Location: The paint colour code tag is usually located inside the glove box or in the wheel well, but it can also be found on the driver’s side door jamb, under the driver’s seat or in the passenger sun visor.
Locating the Color Code in Your Car
- Find the automobile information sticker inside your car. Since the 1980s, most cars feature a sticker that outlines identifying information about the vehicle. This sticker usually includes a bar code and lists the make of your car, the date and country of manufacture, and other relevant information. Look at your car manual to see where the information sticker can be found in your car, or look for it:
- On the inside of your door jamb
- On the inside of your car door
- On the driver side interior dash
- Under the hood at the front of the engine
- In the rear wheel well, directly above the tire
- Look for the exterior paint color codes on the information sticker. In some vehicles, the codes for your car’s paint colors will be clearly labelled “VIN”. Scan through the information on the sticker to find codes specifically listed for paint or color. These codes may be separated into the body color and trim color, which are sometimes different.
- The number of letters or numbers in the specific color codes will vary between manufacturers.
- Look for a “C” code if you don’t see the words “paint” or “color.” In some vehicles, the paint color codes will be identified only with an abbreviation or shorthand. Look for the letter “C” which usually indicates color. You may also see the abbreviation “Tr” indicating the color of the trim on your car
Finding Your Car’s Vehicle Identification Number
- Look for the 17-character VIN on your vehicle title. Your vehicle title is the legal document you receive when purchasing a car that lists you as its owner. This document will feature important information about your car, such as the make, year of manufacture, and current license plate number. Locate your vehicle title and look for a code with a combination of 17 letters and numbers.
- There may be fewer characters in your VIN if your vehicle was manufactured before 1981.
- Get the VIN from your vehicle registration certificate. Your registration certificate is proof that your vehicle is owned by you and registered to you. This document features information about the driver and the car, including the make and model of the vehicle and the year it was manufactured. Look for the VIN right after these other car details.
- A car must be registered before it can be driven on public roads.
- Check your insurance papers to see if your VIN is listed. When you insure your vehicle, you have to provide information about it to the insurance company. As such, your VIN should be listed on your insurance policy and may appear on insurance documents that you receive by mail. Check your automobile insurance papers to look for the 17 character VIN.

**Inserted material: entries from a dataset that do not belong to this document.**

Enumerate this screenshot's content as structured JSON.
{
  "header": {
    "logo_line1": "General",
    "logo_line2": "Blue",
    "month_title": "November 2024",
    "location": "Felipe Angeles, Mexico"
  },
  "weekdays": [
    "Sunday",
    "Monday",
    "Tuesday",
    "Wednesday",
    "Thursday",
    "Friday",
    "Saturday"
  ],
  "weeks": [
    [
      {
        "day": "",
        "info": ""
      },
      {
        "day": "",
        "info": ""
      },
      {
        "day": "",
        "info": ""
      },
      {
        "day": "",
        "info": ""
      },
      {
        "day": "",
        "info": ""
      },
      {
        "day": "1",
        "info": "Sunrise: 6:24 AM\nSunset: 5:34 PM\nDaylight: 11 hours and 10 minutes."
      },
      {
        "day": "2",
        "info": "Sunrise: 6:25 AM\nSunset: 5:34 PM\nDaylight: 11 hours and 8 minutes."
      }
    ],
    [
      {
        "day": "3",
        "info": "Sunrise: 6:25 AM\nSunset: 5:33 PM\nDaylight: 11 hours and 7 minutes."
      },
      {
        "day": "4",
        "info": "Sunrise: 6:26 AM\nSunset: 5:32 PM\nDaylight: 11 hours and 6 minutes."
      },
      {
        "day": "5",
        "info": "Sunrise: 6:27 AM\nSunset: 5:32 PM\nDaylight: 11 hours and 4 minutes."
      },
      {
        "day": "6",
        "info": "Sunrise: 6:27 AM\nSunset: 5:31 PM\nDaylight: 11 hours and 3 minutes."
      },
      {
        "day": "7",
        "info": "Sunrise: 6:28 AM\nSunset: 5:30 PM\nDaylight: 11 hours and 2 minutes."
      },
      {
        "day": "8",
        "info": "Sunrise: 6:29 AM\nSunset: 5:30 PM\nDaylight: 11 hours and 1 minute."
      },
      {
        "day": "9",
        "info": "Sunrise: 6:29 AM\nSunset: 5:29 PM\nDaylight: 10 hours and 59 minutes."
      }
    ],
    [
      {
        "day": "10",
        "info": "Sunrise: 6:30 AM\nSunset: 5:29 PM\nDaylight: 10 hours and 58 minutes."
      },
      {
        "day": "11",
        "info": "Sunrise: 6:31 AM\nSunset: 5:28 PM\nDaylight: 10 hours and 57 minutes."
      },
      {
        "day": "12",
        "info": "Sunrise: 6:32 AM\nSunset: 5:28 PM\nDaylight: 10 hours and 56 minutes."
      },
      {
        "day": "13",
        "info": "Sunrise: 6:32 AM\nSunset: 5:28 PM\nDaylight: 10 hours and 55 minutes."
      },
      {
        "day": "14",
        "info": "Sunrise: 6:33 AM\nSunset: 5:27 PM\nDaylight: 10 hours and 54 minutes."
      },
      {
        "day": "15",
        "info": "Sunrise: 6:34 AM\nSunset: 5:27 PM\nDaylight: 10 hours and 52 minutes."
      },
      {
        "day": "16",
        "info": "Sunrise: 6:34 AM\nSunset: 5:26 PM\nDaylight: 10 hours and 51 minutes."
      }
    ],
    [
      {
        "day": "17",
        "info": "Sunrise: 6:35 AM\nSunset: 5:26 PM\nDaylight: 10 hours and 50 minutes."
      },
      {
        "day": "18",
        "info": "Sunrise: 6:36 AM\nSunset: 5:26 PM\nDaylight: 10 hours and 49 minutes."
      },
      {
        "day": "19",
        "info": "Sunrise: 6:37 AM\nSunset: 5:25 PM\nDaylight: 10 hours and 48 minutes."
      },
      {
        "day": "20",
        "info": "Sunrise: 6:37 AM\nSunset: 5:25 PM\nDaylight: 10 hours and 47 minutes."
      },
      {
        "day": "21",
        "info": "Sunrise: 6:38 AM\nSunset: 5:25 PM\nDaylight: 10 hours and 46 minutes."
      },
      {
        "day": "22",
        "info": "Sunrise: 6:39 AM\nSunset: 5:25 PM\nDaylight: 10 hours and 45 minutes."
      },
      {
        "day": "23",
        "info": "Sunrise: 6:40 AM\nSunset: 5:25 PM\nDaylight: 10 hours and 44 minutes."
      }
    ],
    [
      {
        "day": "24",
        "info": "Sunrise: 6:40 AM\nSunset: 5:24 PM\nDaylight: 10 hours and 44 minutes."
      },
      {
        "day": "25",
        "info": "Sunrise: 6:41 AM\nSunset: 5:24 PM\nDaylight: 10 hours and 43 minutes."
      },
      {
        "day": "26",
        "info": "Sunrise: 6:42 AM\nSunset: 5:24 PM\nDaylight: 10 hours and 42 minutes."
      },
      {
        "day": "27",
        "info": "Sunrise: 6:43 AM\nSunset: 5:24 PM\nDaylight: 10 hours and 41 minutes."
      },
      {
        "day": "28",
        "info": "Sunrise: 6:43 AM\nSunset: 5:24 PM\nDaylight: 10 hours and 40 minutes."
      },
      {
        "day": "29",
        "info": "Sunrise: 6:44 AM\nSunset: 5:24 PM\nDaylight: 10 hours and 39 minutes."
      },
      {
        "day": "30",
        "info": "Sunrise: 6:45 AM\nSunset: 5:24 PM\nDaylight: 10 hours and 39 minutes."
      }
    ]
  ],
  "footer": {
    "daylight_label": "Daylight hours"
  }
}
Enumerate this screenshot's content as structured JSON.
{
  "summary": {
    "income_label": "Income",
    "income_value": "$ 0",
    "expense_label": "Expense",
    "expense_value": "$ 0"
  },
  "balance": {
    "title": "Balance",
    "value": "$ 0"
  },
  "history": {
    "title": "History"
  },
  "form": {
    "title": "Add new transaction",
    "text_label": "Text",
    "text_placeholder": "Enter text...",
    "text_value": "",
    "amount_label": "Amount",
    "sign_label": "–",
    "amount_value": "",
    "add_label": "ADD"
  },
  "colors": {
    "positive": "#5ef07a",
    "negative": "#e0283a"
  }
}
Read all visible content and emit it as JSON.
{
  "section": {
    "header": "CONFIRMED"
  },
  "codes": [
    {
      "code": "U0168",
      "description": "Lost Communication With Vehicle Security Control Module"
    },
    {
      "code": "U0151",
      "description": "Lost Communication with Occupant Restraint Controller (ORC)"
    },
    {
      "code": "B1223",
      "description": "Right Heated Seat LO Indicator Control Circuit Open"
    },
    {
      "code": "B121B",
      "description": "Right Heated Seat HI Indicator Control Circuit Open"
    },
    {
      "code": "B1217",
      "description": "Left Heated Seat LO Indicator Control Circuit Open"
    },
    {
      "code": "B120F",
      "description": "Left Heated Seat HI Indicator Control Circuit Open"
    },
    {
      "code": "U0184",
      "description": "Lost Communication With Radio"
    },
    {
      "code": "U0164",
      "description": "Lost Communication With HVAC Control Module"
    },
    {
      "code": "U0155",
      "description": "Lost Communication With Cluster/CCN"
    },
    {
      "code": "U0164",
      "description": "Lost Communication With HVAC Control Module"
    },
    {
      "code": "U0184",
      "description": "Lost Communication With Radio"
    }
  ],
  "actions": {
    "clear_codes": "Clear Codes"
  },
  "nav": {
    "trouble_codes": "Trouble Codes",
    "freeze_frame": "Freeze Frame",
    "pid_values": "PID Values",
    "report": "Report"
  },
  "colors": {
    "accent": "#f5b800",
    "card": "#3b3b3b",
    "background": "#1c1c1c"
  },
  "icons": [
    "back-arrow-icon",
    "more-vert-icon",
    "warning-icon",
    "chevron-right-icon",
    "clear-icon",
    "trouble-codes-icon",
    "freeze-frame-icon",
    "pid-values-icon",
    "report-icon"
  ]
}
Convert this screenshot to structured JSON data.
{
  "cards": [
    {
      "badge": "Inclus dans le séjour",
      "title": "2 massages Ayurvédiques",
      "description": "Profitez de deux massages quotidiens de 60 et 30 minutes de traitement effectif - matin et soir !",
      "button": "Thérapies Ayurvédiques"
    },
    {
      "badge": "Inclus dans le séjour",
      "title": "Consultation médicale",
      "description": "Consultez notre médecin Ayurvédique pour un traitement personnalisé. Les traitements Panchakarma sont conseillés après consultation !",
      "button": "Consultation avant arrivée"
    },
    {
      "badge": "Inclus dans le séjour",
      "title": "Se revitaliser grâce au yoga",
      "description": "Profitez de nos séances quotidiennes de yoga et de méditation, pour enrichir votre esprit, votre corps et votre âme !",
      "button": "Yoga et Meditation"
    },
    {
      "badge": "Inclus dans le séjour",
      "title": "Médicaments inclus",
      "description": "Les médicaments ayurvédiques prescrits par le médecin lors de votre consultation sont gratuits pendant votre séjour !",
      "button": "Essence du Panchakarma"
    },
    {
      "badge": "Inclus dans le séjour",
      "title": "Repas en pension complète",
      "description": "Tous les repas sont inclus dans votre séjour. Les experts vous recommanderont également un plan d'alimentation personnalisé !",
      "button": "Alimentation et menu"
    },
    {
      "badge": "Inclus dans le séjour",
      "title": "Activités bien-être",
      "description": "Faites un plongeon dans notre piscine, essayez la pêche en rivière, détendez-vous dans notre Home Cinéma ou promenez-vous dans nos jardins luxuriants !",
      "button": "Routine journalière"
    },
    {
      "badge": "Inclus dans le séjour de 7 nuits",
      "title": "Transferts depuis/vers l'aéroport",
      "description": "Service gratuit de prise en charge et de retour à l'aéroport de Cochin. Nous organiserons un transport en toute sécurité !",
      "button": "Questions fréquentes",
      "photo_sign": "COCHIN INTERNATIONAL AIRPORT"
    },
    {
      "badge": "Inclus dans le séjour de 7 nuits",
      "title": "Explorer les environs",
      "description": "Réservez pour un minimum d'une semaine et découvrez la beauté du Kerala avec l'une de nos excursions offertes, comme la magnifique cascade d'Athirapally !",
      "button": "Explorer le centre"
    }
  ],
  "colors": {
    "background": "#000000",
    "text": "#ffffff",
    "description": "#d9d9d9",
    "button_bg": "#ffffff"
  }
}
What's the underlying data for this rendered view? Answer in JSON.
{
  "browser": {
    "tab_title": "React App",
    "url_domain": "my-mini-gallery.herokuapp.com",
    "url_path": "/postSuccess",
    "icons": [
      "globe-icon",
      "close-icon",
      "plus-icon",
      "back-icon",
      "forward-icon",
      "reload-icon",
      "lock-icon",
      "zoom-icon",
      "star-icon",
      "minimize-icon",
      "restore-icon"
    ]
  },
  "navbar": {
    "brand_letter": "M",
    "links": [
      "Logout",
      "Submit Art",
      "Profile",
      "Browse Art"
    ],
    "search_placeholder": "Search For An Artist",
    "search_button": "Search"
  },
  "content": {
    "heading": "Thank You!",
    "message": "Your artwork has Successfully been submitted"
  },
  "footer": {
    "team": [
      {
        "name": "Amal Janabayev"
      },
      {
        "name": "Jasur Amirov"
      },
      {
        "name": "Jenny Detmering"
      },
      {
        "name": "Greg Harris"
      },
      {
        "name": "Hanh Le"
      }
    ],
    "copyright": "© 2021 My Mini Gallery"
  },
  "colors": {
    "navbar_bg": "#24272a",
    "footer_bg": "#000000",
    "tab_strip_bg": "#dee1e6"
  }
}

- Contact your insurance company for assistance if you can’t find your paperwork.
- Search your car repair records if you have had work done. Knowing your car’s VIN allows mechanics to find out precise details about how it was manufactured and what parts were used to build it. Check any repair receipts and records you may have to look for the VIN. The number may be written on these documents for reference.
- You should keep copies of your car repair records to prove that you have done your part to keep your vehicle in good shape if you eventually want to sell it.
- Contact your car dealership or manufacturer to decode your VIN. Your VIN contains enough identifying information about your vehicle to track down its specific color code. Call or email your car dealership or manufacturer and ask them if they can provide you with your car color code. Provide your complete VIN as well as any other details they request, such as your name and contact information.